(Work to be completed)
Filter the entries below, keeping only lines with "icon".

[Page and application data records]

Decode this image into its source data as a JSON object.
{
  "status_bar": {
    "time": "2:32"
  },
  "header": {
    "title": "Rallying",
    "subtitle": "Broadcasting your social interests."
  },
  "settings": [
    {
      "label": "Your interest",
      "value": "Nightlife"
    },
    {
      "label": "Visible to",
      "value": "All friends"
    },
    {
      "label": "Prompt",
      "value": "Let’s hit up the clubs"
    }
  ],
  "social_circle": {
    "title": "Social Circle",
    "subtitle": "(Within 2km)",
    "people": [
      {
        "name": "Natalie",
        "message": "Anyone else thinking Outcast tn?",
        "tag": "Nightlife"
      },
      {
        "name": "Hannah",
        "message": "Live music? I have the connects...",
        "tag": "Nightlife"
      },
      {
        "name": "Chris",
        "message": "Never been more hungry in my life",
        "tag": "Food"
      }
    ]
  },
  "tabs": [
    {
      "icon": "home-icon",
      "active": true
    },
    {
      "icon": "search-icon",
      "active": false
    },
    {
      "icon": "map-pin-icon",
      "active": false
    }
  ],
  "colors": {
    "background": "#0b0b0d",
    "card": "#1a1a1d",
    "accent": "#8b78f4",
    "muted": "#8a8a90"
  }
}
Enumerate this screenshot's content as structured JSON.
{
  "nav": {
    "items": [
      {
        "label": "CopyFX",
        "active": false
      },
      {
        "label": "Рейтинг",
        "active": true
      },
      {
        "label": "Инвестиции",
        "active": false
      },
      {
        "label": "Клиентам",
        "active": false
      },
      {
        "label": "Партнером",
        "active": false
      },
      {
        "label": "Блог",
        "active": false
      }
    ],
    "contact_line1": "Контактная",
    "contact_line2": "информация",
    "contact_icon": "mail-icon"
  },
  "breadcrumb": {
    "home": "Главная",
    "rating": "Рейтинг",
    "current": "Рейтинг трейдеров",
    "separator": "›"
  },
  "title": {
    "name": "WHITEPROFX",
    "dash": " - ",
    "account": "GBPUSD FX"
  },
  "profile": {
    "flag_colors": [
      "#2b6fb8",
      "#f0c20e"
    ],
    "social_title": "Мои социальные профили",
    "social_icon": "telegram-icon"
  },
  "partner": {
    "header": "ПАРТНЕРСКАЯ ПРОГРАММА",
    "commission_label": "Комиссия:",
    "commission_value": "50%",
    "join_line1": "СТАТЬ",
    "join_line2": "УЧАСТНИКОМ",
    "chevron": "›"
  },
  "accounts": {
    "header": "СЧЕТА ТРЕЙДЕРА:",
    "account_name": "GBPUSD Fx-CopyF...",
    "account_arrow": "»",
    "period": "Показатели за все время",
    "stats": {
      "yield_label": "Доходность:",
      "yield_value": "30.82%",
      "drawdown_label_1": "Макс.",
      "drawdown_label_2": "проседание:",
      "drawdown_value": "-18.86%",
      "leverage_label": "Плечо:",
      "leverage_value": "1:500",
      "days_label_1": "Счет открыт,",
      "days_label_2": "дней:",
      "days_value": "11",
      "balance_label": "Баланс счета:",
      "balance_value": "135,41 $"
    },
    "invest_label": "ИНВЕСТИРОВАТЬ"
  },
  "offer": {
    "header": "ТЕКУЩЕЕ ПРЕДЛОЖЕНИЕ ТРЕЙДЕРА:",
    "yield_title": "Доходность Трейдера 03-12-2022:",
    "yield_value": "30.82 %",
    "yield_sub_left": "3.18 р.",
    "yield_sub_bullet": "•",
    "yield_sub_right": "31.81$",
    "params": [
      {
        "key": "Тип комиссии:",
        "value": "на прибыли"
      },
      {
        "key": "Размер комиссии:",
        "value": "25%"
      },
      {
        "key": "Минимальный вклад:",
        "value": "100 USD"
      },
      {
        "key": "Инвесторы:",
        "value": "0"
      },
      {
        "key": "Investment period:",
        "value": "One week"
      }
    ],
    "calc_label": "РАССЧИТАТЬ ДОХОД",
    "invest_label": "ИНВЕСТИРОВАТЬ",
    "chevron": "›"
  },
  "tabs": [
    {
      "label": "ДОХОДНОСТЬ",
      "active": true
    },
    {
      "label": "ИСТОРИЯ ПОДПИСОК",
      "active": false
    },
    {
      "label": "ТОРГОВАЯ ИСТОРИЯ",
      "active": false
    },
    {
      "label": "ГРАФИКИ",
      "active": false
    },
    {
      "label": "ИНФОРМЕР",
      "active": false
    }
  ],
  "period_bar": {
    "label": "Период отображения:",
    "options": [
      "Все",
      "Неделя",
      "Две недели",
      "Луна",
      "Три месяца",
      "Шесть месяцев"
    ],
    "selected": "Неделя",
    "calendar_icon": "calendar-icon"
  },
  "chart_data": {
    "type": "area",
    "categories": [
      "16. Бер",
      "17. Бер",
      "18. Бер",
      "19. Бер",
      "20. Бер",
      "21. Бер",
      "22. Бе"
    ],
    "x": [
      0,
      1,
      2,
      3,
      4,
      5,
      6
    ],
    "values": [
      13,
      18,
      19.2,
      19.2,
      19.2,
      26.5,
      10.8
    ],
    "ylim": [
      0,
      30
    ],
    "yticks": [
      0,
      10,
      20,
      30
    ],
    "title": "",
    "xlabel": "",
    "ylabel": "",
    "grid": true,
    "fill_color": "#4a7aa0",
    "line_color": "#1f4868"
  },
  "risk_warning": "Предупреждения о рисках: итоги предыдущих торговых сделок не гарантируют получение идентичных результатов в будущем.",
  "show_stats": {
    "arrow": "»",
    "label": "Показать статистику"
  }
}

(Task answer)
      "icon": "home-icon",
      "icon": "search-icon",
      "icon": "map-pin-icon",
    "contact_icon": "mail-icon"
    "social_icon": "telegram-icon"
    "calendar_icon": "calendar-icon"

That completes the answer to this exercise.